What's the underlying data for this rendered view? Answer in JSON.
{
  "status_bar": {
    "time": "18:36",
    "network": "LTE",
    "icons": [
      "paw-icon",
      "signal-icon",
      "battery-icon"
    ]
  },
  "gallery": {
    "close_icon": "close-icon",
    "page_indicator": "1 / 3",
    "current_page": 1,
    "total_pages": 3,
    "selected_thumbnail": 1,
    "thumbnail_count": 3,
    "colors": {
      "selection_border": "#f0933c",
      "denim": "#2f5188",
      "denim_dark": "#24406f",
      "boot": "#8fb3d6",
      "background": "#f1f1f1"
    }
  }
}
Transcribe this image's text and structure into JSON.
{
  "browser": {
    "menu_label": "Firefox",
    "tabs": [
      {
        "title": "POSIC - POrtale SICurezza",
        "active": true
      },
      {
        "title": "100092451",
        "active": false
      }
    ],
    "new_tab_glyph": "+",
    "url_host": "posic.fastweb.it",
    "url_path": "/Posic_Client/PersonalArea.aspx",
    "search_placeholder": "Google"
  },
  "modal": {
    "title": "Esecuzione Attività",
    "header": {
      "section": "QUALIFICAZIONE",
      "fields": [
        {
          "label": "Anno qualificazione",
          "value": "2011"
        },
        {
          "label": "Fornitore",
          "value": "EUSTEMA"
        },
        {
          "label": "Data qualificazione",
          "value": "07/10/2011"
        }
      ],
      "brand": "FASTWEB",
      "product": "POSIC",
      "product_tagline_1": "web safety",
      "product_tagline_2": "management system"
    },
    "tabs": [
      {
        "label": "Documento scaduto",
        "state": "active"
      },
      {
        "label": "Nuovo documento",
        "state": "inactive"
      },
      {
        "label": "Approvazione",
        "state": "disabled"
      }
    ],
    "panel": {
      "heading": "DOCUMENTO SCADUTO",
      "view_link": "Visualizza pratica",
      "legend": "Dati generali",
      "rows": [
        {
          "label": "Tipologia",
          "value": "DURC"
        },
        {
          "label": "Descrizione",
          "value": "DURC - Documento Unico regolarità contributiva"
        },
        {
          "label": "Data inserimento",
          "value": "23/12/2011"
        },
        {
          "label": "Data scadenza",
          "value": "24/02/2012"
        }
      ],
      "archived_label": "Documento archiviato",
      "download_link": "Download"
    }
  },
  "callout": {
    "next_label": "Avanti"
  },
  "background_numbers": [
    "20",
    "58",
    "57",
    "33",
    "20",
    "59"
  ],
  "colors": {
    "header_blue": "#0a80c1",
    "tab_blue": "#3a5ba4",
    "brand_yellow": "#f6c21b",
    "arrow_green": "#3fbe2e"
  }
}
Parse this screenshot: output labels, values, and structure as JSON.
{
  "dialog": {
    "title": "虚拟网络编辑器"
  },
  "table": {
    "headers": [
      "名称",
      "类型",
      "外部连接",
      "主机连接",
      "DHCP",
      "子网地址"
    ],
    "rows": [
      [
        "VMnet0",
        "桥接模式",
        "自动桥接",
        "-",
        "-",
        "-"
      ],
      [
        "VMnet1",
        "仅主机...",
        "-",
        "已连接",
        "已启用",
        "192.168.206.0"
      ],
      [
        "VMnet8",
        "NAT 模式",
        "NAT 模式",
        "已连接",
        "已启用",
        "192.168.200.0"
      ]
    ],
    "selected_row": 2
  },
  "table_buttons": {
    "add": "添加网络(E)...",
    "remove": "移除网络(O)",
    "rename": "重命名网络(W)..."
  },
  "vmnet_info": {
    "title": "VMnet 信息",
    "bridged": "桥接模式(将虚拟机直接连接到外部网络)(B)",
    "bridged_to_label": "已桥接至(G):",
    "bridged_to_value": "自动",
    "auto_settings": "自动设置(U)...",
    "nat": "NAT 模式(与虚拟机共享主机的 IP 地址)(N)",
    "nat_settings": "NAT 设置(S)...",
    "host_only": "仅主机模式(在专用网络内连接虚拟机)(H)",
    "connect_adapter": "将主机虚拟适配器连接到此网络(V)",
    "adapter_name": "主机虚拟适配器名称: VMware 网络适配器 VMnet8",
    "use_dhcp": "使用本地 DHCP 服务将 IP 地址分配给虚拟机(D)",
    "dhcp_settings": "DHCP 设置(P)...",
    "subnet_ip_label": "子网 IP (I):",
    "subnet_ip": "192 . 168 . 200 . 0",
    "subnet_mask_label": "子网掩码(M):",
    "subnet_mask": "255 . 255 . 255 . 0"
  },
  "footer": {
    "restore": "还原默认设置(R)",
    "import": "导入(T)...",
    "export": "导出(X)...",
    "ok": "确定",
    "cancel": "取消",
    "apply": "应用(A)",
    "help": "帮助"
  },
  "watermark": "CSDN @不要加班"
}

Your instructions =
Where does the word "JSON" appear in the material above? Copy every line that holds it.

Exercise result =
What's the underlying data for this rendered view? Answer in JSON.
Transcribe this image's text and structure into JSON.
Parse this screenshot: output labels, values, and structure as JSON.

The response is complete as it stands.